The heat, for Abia, grows. Waves of infernal fire wash over her spirit, leaving her body unharmed but her mind seared.
Twenty years or more since she’d left the dragon’s employ. Twenty years or more since she’d torn herself away from the shackles of its malignant expectations. It had been a few years since she’d even thought of the dragon, found herself surprised to find its scaly head invading her mind.
Years to quit, mere hours to return.
Abia, for her part, remains calm, meditating a while in a corner, her legs folded, eyes closed. Her indigo robes had hardly needed washing — perhaps a few extra creases and folds here and there, but scarcely comparable to the grime that plagues her companions.
Privately, Abia weighs her desire to return to the warmth of the dragon’s employ with her former desire to escape it. Those years seem long-ago now, somehow quaint with gauzy nostalgia. Her brow creases almost imperceptibly in her stillness. What to make of a will to return to fire and fangs?
Cang’s reluctant to give up his vest for laundering, lest its many secret pockets be discovered with their dozens of hidden coins. Still, Cang’s wedged them in there so effectively that even as Montague and his assistants scrub on the washboard, no telltale trebly clink of metal alerts them to the coins’ presence.
That is, until the glowing sphere, still trailing the gang like a curious bird, swirls around the sodden vest, dipping in and out of the bubbles and confusing Montague’s assistants. The sphere performs tight little corkscrews around the secret pockets while Cang glares from afar. As one of the assistants begins prodding a pocket, Cang barks a warning from across the room.
“Nevermind. Something Master Davit used to say. Not important,” Shyan says.
For the next couple of hours, Montague, alongside a couple of dimple-cheeked helpers who seemed to emerge from the cabinets, and wore tiny, pointy green shoes, laundered the gang’s clothes. Weeks of sweat and grime flow with the water, leaving their simple garments fresh and clean.
This with the exception of Fassn of course, who’s still snoozing lightly on the floor, his mismatched garments and armour caked with filth and memories.

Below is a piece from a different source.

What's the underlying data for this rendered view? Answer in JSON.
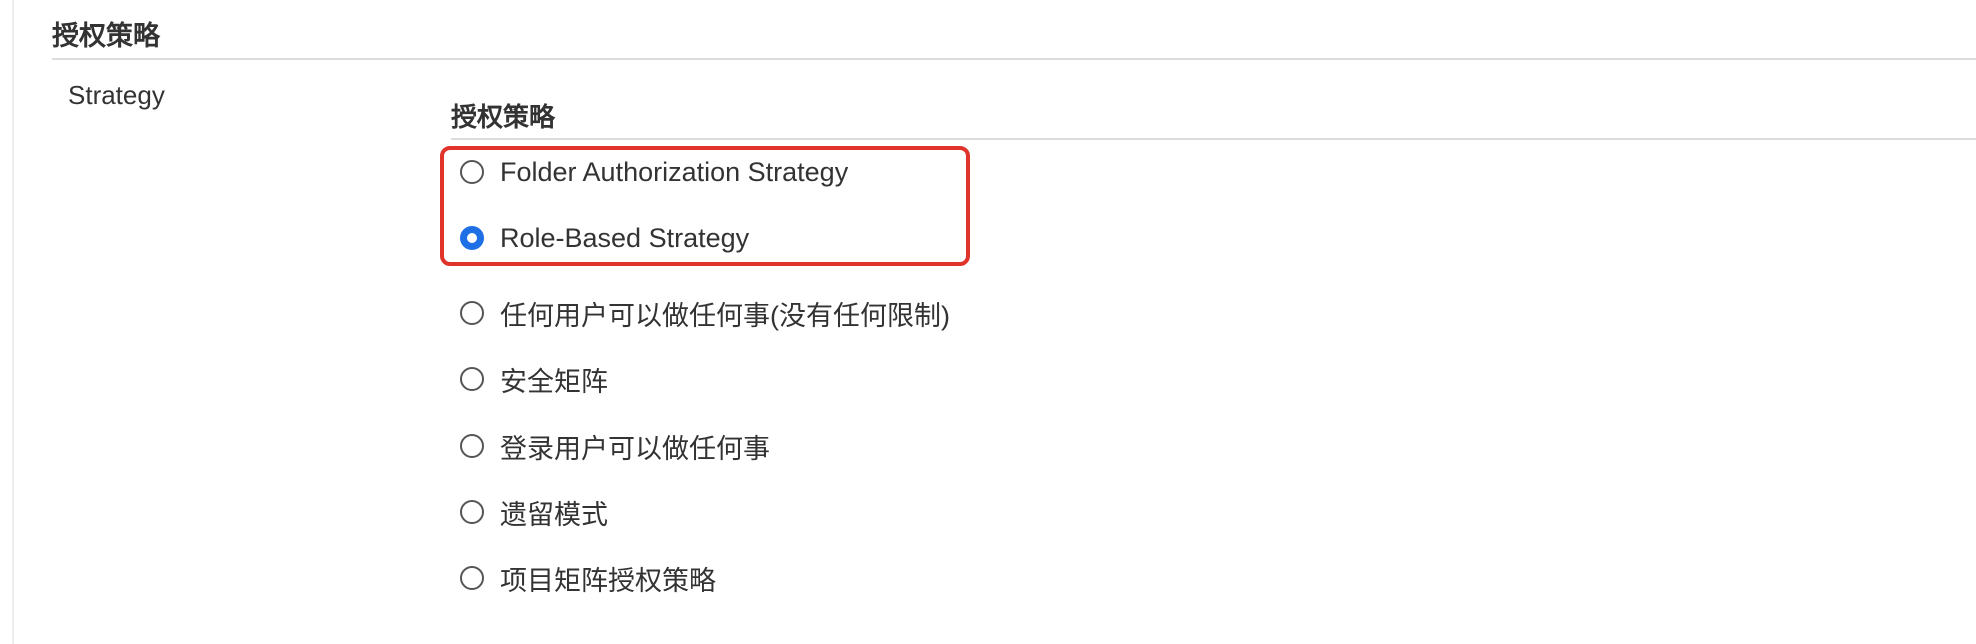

The gang reluctantly shells out a handful of coins each to Montague, with the exception of Fassn. “This dirt, these smells, they’re a part of me! They’re, like, part of the experience.”
Cang sniffs. “Typical.”
Fassn lays himself out on the floor with a cloth over his face, breathing deeply, slowly, contented, while his companions strip down.
“It’s been an age since I’ve had these clothes laundered,” Shyan says. “We should’ve just bitten the bullet in the first place.”
Cang squints at her. “Bitten the what?”
“Wow,” Montague says, despite himself. “You really came through.” He makes a show of weighing the sack of coins in his hand. “Pretty good tip for a bath and a haircut,” he adds.
“Can you do our clothes now too? We realize we’re kinda, well,” Shyan trails off.
“Stinky,” Fassn says, taking a deep whiff of his own underarm.
“We’ll pay you like normal this time.”
A great big grin spreads across the barber’s face. “Laundry, but of course! Coins up front, please.”